▶ DIRECTIONS FOR THIS TASK
Every record should be written out exactly, with the pictures left out.

▶ DATASET CONTENT
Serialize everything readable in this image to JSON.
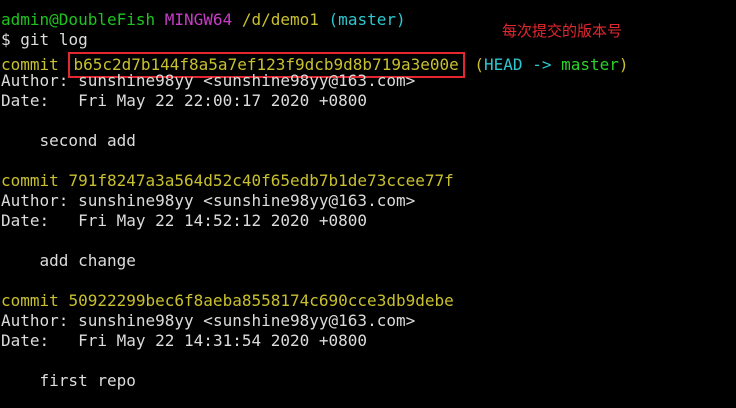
{
  "prompt": {
    "user_host": "admin@DoubleFish",
    "system": "MINGW64",
    "path": "/d/demo1",
    "branch": "(master)"
  },
  "command": {
    "symbol": "$",
    "text": "git log"
  },
  "annotation": "每次提交的版本号",
  "commits": [
    {
      "keyword": "commit",
      "hash": "b65c2d7b144f8a5a7ef123f9dcb9d8b719a3e00e",
      "ref_open": "(",
      "ref_head": "HEAD",
      "ref_arrow": "->",
      "ref_branch": "master",
      "ref_close": ")",
      "author_label": "Author:",
      "author": "sunshine98yy <sunshine98yy@163.com>",
      "date_label": "Date:",
      "date": "Fri May 22 22:00:17 2020 +0800",
      "message": "second add"
    },
    {
      "keyword": "commit",
      "hash": "791f8247a3a564d52c40f65edb7b1de73ccee77f",
      "author_label": "Author:",
      "author": "sunshine98yy <sunshine98yy@163.com>",
      "date_label": "Date:",
      "date": "Fri May 22 14:52:12 2020 +0800",
      "message": "add change"
    },
    {
      "keyword": "commit",
      "hash": "50922299bec6f8aeba8558174c690cce3db9debe",
      "author_label": "Author:",
      "author": "sunshine98yy <sunshine98yy@163.com>",
      "date_label": "Date:",
      "date": "Fri May 22 14:31:54 2020 +0800",
      "message": "first repo"
    }
  ],
  "colors": {
    "background": "#000000",
    "prompt_user": "#1ec41e",
    "prompt_system": "#c73cc7",
    "prompt_path": "#c8c02e",
    "prompt_branch": "#2ec6cf",
    "commit_line": "#c8c02e",
    "ref_head": "#2ec6cf",
    "ref_branch": "#2bd22b",
    "text": "#dcdcdc",
    "highlight_box": "#e3262f"
  }
}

▶ RESPONSE FOR THIS EXERCISE
Serialize everything readable in this image to JSON.
{
  "prompt": {
    "user_host": "admin@DoubleFish",
    "system": "MINGW64",
    "path": "/d/demo1",
    "branch": "(master)"
  },
  "command": {
    "symbol": "$",
    "text": "git log"
  },
  "annotation": "每次提交的版本号",
  "commits": [
    {
      "keyword": "commit",
      "hash": "b65c2d7b144f8a5a7ef123f9dcb9d8b719a3e00e",
      "ref_open": "(",
      "ref_head": "HEAD",
      "ref_arrow": "->",
      "ref_branch": "master",
      "ref_close": ")",
      "author_label": "Author:",
      "author": "sunshine98yy <sunshine98yy@163.com>",
      "date_label": "Date:",
      "date": "Fri May 22 22:00:17 2020 +0800",
      "message": "second add"
    },
    {
      "keyword": "commit",
      "hash": "791f8247a3a564d52c40f65edb7b1de73ccee77f",
      "author_label": "Author:",
      "author": "sunshine98yy <sunshine98yy@163.com>",
      "date_label": "Date:",
      "date": "Fri May 22 14:52:12 2020 +0800",
      "message": "add change"
    },
    {
      "keyword": "commit",
      "hash": "50922299bec6f8aeba8558174c690cce3db9debe",
      "author_label": "Author:",
      "author": "sunshine98yy <sunshine98yy@163.com>",
      "date_label": "Date:",
      "date": "Fri May 22 14:31:54 2020 +0800",
      "message": "first repo"
    }
  ],
  "colors": {
    "background": "#000000",
    "prompt_user": "#1ec41e",
    "prompt_system": "#c73cc7",
    "prompt_path": "#c8c02e",
    "prompt_branch": "#2ec6cf",
    "commit_line": "#c8c02e",
    "ref_head": "#2ec6cf",
    "ref_branch": "#2bd22b",
    "text": "#dcdcdc",
    "highlight_box": "#e3262f"
  }
}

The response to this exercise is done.